My little boy always shop with me in his First Years Wave Stroller and I gradually realize it’s important to teach him something about shopping. A vast majority of people think shopping is going out and buying what you what. You could define it as such, but that doesn’t cover the whole shopping experience. It also doesn’t look at how smart shopping can make such a big difference. Teaching your kid the value of smart shopping will help them learn to appreciate their money more and handle it wisely.
Make Them Part of the Shopping Experience
It is tempting to leave you children at home when you go shopping. It is less of a headache, but they won’t learn unless they are exposed to it. Take your children shopping and let them learn how you do it right.
Show them how the store is laid out and what you are doing there. Explain to them the importance of lists. In fact, make them one for themselves. When you get the pickle aisle, don’t point out the pickles. Let them find them. They will feel such an accomplishment about that. Talk to them as you about your shopping. Explain what you’re doing.
Take them to the grocery store, the department store, and even furniture shopping. The more exposed they are, the more they will understand that smart shopping includes a pack of gum all the way to buying a car.
If you leave your child at home each time you shop, how will they learn?
Teach Them How to Shop

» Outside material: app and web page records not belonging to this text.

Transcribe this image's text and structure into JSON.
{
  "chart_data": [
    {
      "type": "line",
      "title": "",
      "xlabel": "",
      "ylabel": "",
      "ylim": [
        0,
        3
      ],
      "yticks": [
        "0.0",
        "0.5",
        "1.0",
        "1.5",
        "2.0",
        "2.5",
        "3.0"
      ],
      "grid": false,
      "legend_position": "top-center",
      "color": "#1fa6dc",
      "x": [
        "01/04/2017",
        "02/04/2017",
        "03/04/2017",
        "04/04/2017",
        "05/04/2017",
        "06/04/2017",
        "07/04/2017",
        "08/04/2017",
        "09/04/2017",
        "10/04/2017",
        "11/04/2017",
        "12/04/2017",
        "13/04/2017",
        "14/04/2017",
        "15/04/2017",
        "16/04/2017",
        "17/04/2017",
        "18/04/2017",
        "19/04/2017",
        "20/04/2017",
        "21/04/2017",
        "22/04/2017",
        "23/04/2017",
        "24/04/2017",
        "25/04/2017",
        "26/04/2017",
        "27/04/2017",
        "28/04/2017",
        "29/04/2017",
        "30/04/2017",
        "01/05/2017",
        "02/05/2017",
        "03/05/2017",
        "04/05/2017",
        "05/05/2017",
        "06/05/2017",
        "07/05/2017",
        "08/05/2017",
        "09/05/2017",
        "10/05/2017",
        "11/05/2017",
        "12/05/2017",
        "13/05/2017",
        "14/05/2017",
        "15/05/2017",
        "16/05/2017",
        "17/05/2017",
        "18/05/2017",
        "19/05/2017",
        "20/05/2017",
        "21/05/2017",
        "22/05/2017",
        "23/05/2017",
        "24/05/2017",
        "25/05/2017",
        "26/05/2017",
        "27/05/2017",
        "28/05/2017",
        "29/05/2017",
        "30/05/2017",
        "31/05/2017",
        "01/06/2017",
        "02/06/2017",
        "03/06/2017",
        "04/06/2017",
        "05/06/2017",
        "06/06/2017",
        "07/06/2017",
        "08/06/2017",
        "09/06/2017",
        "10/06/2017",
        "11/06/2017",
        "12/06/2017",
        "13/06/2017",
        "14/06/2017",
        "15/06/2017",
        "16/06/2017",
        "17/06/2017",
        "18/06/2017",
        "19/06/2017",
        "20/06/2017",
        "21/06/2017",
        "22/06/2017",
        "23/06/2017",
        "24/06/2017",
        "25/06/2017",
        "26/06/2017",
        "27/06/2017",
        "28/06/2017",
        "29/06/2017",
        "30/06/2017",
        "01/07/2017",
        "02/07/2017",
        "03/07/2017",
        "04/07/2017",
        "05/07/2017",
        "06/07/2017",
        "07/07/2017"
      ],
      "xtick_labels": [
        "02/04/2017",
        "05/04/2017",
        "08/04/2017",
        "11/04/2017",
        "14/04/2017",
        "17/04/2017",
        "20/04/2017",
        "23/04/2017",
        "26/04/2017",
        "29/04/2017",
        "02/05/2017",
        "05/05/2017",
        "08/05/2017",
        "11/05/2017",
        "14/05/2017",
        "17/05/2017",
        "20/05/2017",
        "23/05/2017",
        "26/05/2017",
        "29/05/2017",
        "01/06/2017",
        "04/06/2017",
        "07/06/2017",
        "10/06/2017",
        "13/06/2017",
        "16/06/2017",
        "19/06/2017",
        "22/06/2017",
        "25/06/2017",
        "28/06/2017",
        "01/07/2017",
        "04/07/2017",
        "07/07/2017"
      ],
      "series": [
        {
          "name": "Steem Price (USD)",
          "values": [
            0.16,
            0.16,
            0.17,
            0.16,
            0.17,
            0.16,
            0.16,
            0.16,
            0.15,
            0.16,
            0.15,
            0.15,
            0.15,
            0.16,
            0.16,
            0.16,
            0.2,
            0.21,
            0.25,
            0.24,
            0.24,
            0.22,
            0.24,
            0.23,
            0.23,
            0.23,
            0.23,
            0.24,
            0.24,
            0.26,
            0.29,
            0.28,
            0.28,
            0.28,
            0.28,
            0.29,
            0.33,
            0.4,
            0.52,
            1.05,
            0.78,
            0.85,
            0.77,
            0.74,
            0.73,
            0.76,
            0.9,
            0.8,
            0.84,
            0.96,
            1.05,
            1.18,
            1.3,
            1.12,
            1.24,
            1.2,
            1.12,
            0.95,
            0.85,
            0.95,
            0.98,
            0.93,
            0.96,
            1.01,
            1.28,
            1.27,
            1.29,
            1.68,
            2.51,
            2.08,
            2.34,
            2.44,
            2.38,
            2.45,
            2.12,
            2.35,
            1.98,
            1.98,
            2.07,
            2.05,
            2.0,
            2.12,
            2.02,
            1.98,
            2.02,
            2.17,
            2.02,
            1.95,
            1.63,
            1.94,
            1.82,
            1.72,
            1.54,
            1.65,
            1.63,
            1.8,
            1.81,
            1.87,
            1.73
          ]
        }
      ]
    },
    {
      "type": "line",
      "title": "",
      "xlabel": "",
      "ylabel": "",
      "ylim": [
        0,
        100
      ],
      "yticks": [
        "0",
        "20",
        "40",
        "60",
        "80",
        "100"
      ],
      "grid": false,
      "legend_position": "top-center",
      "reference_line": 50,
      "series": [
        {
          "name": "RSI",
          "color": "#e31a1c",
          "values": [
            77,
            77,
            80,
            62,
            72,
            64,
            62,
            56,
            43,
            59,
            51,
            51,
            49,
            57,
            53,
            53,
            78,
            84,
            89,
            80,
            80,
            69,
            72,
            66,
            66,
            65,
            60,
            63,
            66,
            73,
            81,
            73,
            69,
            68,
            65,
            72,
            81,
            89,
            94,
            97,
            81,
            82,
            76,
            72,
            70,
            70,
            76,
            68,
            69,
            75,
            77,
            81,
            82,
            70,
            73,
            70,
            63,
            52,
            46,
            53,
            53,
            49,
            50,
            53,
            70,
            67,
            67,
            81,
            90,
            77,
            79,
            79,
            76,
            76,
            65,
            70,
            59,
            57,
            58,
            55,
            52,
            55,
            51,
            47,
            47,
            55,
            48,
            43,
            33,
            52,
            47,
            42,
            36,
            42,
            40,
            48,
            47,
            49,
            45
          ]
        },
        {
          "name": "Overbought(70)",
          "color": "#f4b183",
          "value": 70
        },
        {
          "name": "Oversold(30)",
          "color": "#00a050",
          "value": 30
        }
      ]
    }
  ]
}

Don’t just grab a jar of pickles. Show them all the different kinds sitting on the shelves. Explain to them that now, the real shopping begins. Talk about brand names. Use the labels to teach them how to read ingredients and serving sizes. Have them use their math skills to see if a sale really is something good. Not all sales save you money. Carry a pencil and pad or a calculator to help in this area.
If you’re shopping at a department store, show them where clearance items are and why they are such good deals. When there is a sale, help them calculate what that 25% off is and how it works.
This is the time to cover several important shopping concepts:
- Comparison shopping – Are all brands the same? Why are there different prices and names for what appears to be the same thing?
- Knowing what is a good buy – Is 20% really the best deal just because it is on sale? Is buying in bulk a good idea? When it is good to buy some products but not all the time?
- Calculating sales – If a product is 10% and you have a coupon for an additional 15% off, show your child how the product is not 25% off. This is a great time to teach math.
- Understanding tax – Just because an item is $7.99 doesn’t mean that you can hand the cashier $8.00 and be fine. Taxes can make a huge difference. Explain to your child what taxes are, why you have to pay them, and how they should be calculated in the cost of the item.
- Knowing exactly what you’re buying – Talk to them about looking closely at a product and understanding that what they think they are buying could not be what is in their hands. Packaging, marketing, and being in a rush could spell disaster for you. Just because the pants are hanging on the size 9 rack doesn’t mean that they are.
- Study the labels – Are you buying canned chicken in water or oil? Has the item expired? Does it contain products you are allergic to? The labels tell us so much including where the item was made, how to take care it, and if there are any dangers in it.
- Discuss packaging and what makes more sense to you and your family – Frozen or canned peas? Frozen might be a better deal, but do you have the freezer space for it all? Bulk is usually cheaper, but do you have storage?
- Talk about green products and how they affect you and the environment – Many products promote their environmentally friendly products. Read the labels and talk about packaging implications as well as possible waste of food.
- The dangers of spontaneous purchases – How much money do you lose by buying impulsively? Talk about how this can add up and be a waste of money in the long run. Remind them to keep to the list.
How to Make Shopping an Enjoyable Experience
Talk with your child about how shopping can be fun. Show them polite interactions with the store employees and other customers. This is a great opportunity to teach more than math and money. Make it a game. Show them that it doesn’t have to be something to dread or something horrible.
Let Them Shop
Nothing sinks in like actually doing it yourself. Give them a list. Give them some money. Let them take what you have taught them and actually do it. It will be fun watching them find the pickles, comparison shop, calculate the best prices, read the labels, and put it in the cart. Watch as they get to the register and ignore the gum and candy waiting to be impulsively bought.
Life lessons learned that can benefit them greatly in the years to come!